HENLEY, Senior Circuit Judge:
Harry Gurwitch filed a petition for reorganization under Chapter 11 of the Bankruptcy Code, 11 U.S.C. §§ 1101-1174, in January, 1980. He was a major shareholder and perhaps only shareholder in EMC Film Corporation (EMC) and American Contemporary Art Corporation (ACA), both of which ceased operations in August, 1979. In his schedule of liabilities he listed a withholding tax claim of $12,435.93 as to EMC, and in his disclosure statement he acknowledged that the IRS was seeking to collect a like claim of $21,000.00 with respect to ACA, which he was disputing. The IRS filed a proof of claim for a combination of income and withholding tax liabilities totalling $7,756.41. The plan, which was confirmed in August, 1981, allowed for payment of 100% of the IRS claim.
Before the case was closed the IRS began collection efforts for the withholding taxes of EMC and ACA. Gurwitch advised the IRS of the bankruptcy proceedings and of his continuing dispute as to liability. After closure the IRS placed a lien on his real estate holdings for payment of these tax claims.
Gurwitch then had the case reopened. The bankruptcy court
Gurwitch appeals arguing that on the basis of res judicata, policy considerations, and equitable estoppel the amount of the tax claim should be fixed by the confirmation of the plan. We affirm.
Appellant first argues that the bankruptcy proceedings were a final determination of his tax liabilities, and therefore res judicata prevents the IRS from making a claim after closure of his case. He also contends that allowing this claim inhibits reorganization, defeats the rehabilitative purpose of the Code, and discourages the IRS from participating in reorganization proceedings.
Appellant's res judicata argument is not persuasive.

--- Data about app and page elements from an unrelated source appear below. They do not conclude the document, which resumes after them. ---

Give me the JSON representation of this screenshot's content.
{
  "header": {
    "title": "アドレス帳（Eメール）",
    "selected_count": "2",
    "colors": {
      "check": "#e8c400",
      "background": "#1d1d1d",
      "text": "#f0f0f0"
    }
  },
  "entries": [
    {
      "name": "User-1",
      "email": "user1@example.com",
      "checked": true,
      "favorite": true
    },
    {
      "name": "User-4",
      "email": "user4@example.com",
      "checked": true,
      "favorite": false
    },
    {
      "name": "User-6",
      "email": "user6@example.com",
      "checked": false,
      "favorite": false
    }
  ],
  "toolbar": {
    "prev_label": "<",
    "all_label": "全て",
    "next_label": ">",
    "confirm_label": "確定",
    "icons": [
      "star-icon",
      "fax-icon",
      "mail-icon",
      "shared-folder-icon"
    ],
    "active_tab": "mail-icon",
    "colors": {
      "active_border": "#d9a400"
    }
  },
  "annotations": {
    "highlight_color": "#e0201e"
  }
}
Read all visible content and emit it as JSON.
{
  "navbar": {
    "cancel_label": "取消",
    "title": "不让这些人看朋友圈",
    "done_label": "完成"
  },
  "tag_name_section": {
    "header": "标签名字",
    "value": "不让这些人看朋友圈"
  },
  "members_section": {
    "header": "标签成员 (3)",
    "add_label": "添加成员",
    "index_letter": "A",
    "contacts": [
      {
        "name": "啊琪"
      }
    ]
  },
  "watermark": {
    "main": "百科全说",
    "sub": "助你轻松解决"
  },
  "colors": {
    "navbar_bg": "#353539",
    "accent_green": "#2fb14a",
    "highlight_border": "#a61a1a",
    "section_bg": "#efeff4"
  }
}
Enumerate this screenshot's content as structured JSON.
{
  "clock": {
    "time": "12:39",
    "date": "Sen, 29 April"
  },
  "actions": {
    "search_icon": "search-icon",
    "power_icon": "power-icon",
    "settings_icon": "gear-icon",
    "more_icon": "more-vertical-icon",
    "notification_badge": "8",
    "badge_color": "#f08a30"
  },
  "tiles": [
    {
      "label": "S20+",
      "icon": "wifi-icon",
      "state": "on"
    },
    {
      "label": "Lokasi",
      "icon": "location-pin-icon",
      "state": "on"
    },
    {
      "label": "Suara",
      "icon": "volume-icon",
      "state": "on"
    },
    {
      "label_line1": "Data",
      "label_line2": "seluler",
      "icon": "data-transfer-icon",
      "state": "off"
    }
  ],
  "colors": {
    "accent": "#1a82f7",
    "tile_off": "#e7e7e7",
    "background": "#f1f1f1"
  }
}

The Bankruptcy Code makes clear under 11 U.S.C. § 1141(d)(2) that the confirmation of a plan of reorganization does not fix tax liabilities made nondischargeable under 11 U.S.C. § 523.
As to Gurwitch's policy arguments, it is apparent to us that Congress has made the choice between collection of revenue and rehabilitation of the debtor by making
Gurwitch also argues that the bankruptcy court's decision is supportable on the basis of equitable estoppel in that he justifiably relied to his detriment on the government's representations and actions.
This argument falls short, for "[i]nasmuch as [these taxes] are nondischargeable, ... a reasonable debtor should expect that the IRS will seek to enforce such claims." Becker's Motor Transportation, 632 F.2d at 249. While IRS well could have been more diligent in pursuing its collection efforts, we cannot find legally justifiable Gurwitch's reliance on the IRS proof of claim as signifying the total amount owed the government.
Accordingly, we AFFIRM the judgment of the district court.